(MoneyWatch) Although the incidence of mortgage fraud fell significantly in 2012, changes in lending rules could mean a resurgence of problems in the next few years, a new study concludes.

According to the FBI and U.S. Treasury, roughly 69,000 "suspicious activity reports," or SARS, related to mortgage fraud were filed in 2012. That number is down 25 percent from 2011, when 92,000 such cases were tallied, LexisNexis found.

The drop in reported mortgage fraud came in a year when non-bank residential mortgage lenders and originators started to submit SARs for the first time. In other words, far more lenders and originators, including mortgage brokers, were submitting these incidents, but the number of fraud reports still dropped substantially.

According to Tim Coyle, one of the authors of the study, the housing crisis prompted a number of new lending restrictions and limitations on borrowers and lenders. Many of these took effect over the last two years.
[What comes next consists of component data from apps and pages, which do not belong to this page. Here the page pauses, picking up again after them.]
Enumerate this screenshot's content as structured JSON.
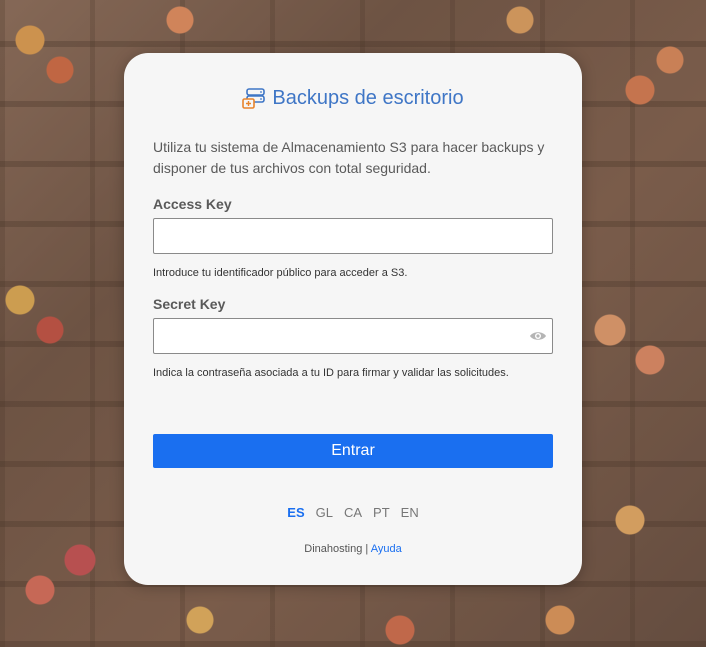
{
  "brand": {
    "title": "Backups de escritorio",
    "icon": "server-backup-icon",
    "accent_color": "#3f76c6"
  },
  "intro": "Utiliza tu sistema de Almacenamiento S3 para hacer backups y disponer de tus archivos con total seguridad.",
  "access_key": {
    "label": "Access Key",
    "value": "",
    "placeholder": "",
    "help": "Introduce tu identificador público para acceder a S3."
  },
  "secret_key": {
    "label": "Secret Key",
    "value": "",
    "placeholder": "",
    "help": "Indica la contraseña asociada a tu ID para firmar y validar las solicitudes.",
    "toggle_icon": "eye-icon"
  },
  "submit": {
    "label": "Entrar",
    "color": "#1a6ff0"
  },
  "languages": [
    {
      "code": "ES",
      "active": true
    },
    {
      "code": "GL",
      "active": false
    },
    {
      "code": "CA",
      "active": false
    },
    {
      "code": "PT",
      "active": false
    },
    {
      "code": "EN",
      "active": false
    }
  ],
  "footer": {
    "company": "Dinahosting",
    "separator": "|",
    "help_link": "Ayuda"
  }
}
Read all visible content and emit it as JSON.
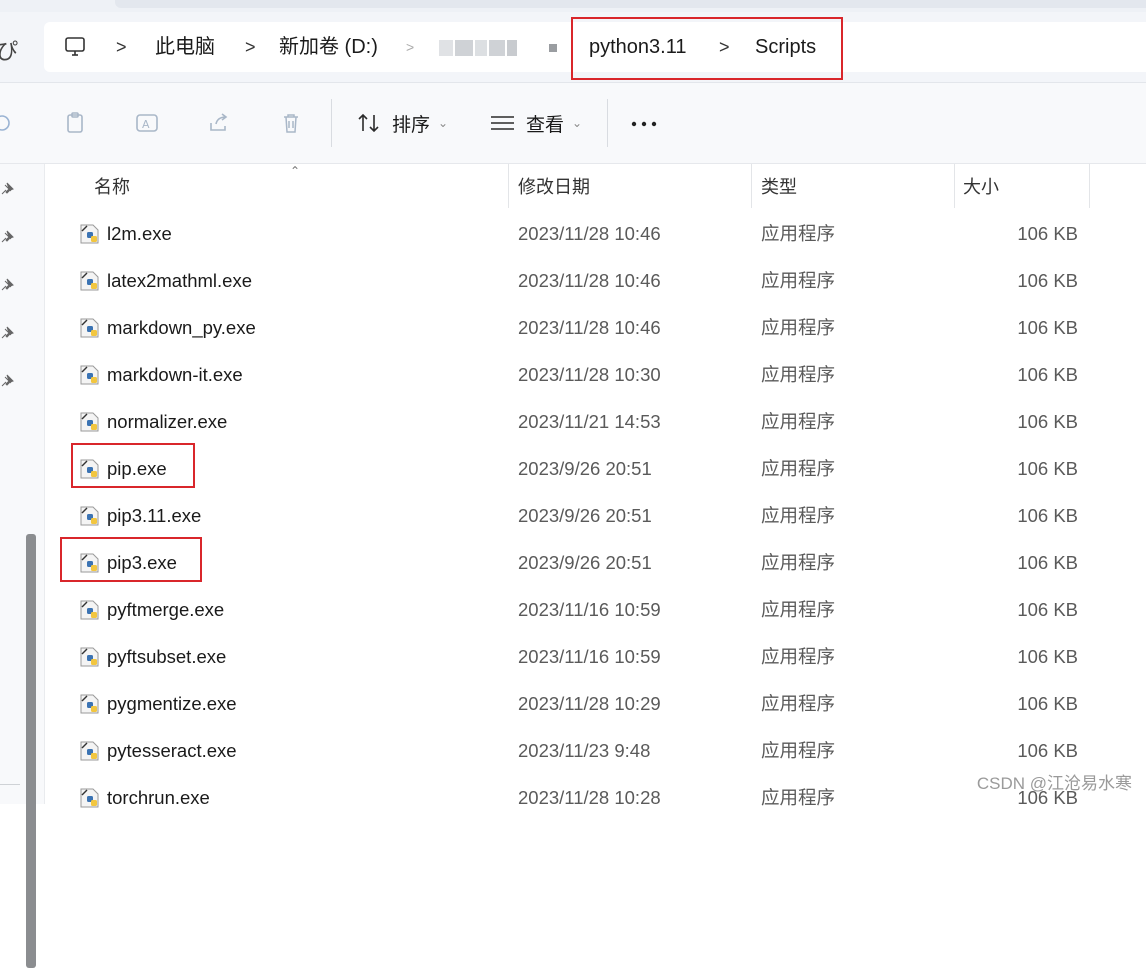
{
  "address_bar": {
    "left_edge_glyph": "ぴ",
    "pc_icon": "pc-icon",
    "separator": ">",
    "crumbs": [
      "此电脑",
      "新加卷 (D:)",
      "python3.11",
      "Scripts"
    ],
    "highlight_color": "#d9262b"
  },
  "toolbar": {
    "icons": [
      "cut-icon",
      "copy-icon",
      "rename-icon",
      "share-icon",
      "delete-icon"
    ],
    "sort_label": "排序",
    "view_label": "查看",
    "more_label": "..."
  },
  "columns": {
    "name": "名称",
    "modified": "修改日期",
    "type": "类型",
    "size": "大小"
  },
  "files": [
    {
      "name": "l2m.exe",
      "modified": "2023/11/28 10:46",
      "type": "应用程序",
      "size": "106 KB",
      "highlighted": false
    },
    {
      "name": "latex2mathml.exe",
      "modified": "2023/11/28 10:46",
      "type": "应用程序",
      "size": "106 KB",
      "highlighted": false
    },
    {
      "name": "markdown_py.exe",
      "modified": "2023/11/28 10:46",
      "type": "应用程序",
      "size": "106 KB",
      "highlighted": false
    },
    {
      "name": "markdown-it.exe",
      "modified": "2023/11/28 10:30",
      "type": "应用程序",
      "size": "106 KB",
      "highlighted": false
    },
    {
      "name": "normalizer.exe",
      "modified": "2023/11/21 14:53",
      "type": "应用程序",
      "size": "106 KB",
      "highlighted": false
    },
    {
      "name": "pip.exe",
      "modified": "2023/9/26 20:51",
      "type": "应用程序",
      "size": "106 KB",
      "highlighted": true
    },
    {
      "name": "pip3.11.exe",
      "modified": "2023/9/26 20:51",
      "type": "应用程序",
      "size": "106 KB",
      "highlighted": false
    },
    {
      "name": "pip3.exe",
      "modified": "2023/9/26 20:51",
      "type": "应用程序",
      "size": "106 KB",
      "highlighted": true
    },
    {
      "name": "pyftmerge.exe",
      "modified": "2023/11/16 10:59",
      "type": "应用程序",
      "size": "106 KB",
      "highlighted": false
    },
    {
      "name": "pyftsubset.exe",
      "modified": "2023/11/16 10:59",
      "type": "应用程序",
      "size": "106 KB",
      "highlighted": false
    },
    {
      "name": "pygmentize.exe",
      "modified": "2023/11/28 10:29",
      "type": "应用程序",
      "size": "106 KB",
      "highlighted": false
    },
    {
      "name": "pytesseract.exe",
      "modified": "2023/11/23 9:48",
      "type": "应用程序",
      "size": "106 KB",
      "highlighted": false
    },
    {
      "name": "torchrun.exe",
      "modified": "2023/11/28 10:28",
      "type": "应用程序",
      "size": "106 KB",
      "highlighted": false
    }
  ],
  "watermark": "CSDN @江沧易水寒"
}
The rules have  helped bring down the level of mortgage fraud, Coyle said. "Appraisal management companies, third-party reviews, eliminating stated income and zero down loans -- fraud is down because all of these policies have been put into place."

"When is the last time anyone did a subprime loan?" he added. "We know in the business that subprime loans don't perform like prime loans. Ninety-nine percent of the [mortgage lender] population is lending to borrowers with Grade A credit, 620 to 640 and above. No one is doing loans to borrowers with a 580 [credit score]."

The top five metropolitan areas for mortgage fraud around the U.S. accounted for nearly half of all reported cases: San Francisco (12.1 percent of all reports), Philadelphia and Los Angeles (6.4 percent), New York-Northern New Jersey-Long Island (5.7 percent) and Miami (4.3 percent).

The most common type of mortgage fraud last year involved prospective borrowers or lenders forging or otherwise misrepresenting information on a loan application. Nearly 70 percent of all SARs included application fraud.

Application fraud might include making false statements or fabricating tax returns, financial statements, escrow/closing documents and/or credit documentation; a fraudulent appraisal/property valuation; and the fraudulent verification of financial accounts or employment verifications. It might also include using a fake Social Security number, incorrectly stating the occupancy status, misrepresenting the citizen status and using an incorrect address.

The top state for mortgage fraud collusion over the past five years is Vermont. Seven other states that rank highly in both surveys include Alabama, New York, Kentucky, Pennsylvania, Iowa, Louisiana, and Delaware.

While mortgage fraud is down, concerns remain as home prices rise and lenders begin to widen the spigot to attract more borrowers. "We're now seeing properties being flipped and lenders relaxing mortgage restrictions for those who went through foreclosures and bankruptcies," Coyle said.

 "We're concerned that history will repeat itself," he added.